Historically, processing claims, forms, and legal documents was an expensive and time-consuming affair that took place over fax and mail. DocuSign is one of the oldest companies in the electronic document processing space. Founded in 2004, the company has helped millions of users sign and validate documents online. Given the number of documents and communications that take place between patients, insurance providers, and care providers, DocuSign provides a straightforward way to process and onboard staff and customers. For this reason, DocuSign is used by a number of healthcare organizations.
How secure is DocuSign?
DocuSign is fairly secure, meeting a variety of certifications and standards:
- EU BCR (Binding Corporate Rules) Approval
- ISO 27001:2013
- SOC 2
- PCI DSS
- Cloud Security Alliance STAR
- Asia-Pacific Economic Cooperation Privacy Recognition for Processor
While there is no regulatory entity providing HIPAA certification, DocuSign allows HIPAA bound entities to remain compliant given they have an appropriate use case and meet certain conditions.
How should healthcare organizations use DocuSign?
- Physician credentialing
- Patient onboarding
- Audit and compliance processes
- Medical records updates
- Drug prescriptions
- Lab reports
- Consent forms
- Claims processing
- Agent/broker onboarding
- Medicare/Medicaid forms
- Prior authorizations
- HIPAA forms
- Provider contracting
What’s needed to make DocuSign HIPAA compliant?
In a white paper titled DocuSign eSignature for HIPAA Compliance, the company outlines that before sharing PHI over DocuSign, HIPAA covered entities must sign a BAA and be on an enterprise account.
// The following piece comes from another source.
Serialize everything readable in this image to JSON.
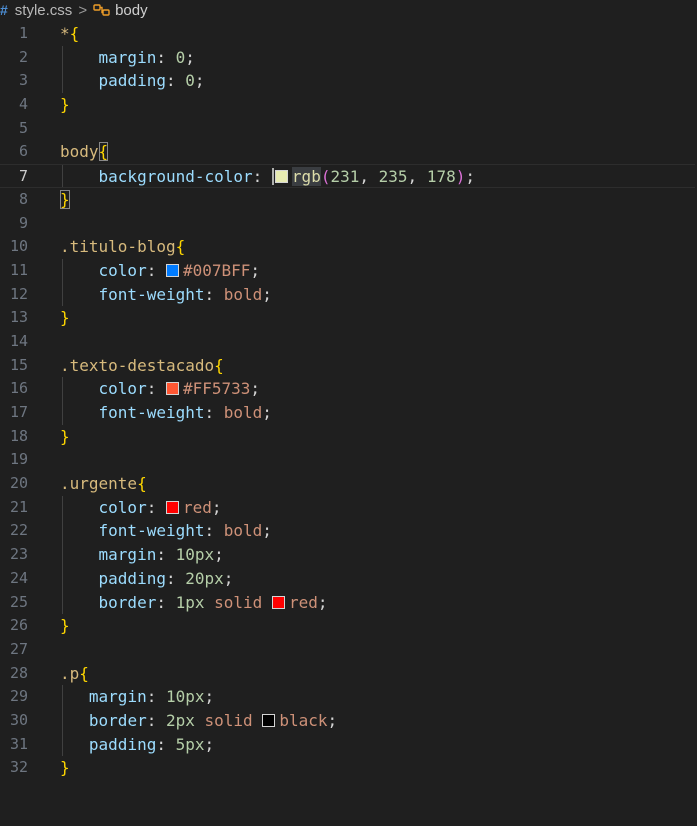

The white paper also highlights some of the features it provides to meet HIPAA Security Rule requirements, such as:
- A complete, court-admissible audit trail accompanies each document
- AES 256 encryption
- Digital audit trails for every envelope that captures the name, email address, authentication method, public IP address, envelope action and timestamp
You’ll likely find that in order to meet your full obligations under HIPAA, your organization will need to invest in a variety of security controls and implement crucial security processes informing employees of appropriate behavior over SaaS applications like DocuSign. For example, the HIPAA Security Rule requires access control policies and procedures that only allow authorized persons to have access to e-PHI. In order to ensure this is the case with DocuSign, you’ll likely want to formalize rules around password strength or implement a control like single sign on (SSO).
For a full understanding of how the HIPAA Security Rule might map to SaaS applications like DocuSign, review our Guide to HIPAA Compliance Checklist. It has important details you’ll want to ask any SaaS provider as a HIPAA covered entity. You can also learn more about the HIPAA Security Rule requirements from our Ultimate HIPAA Security and Compliance FAQ, which can be read for free online.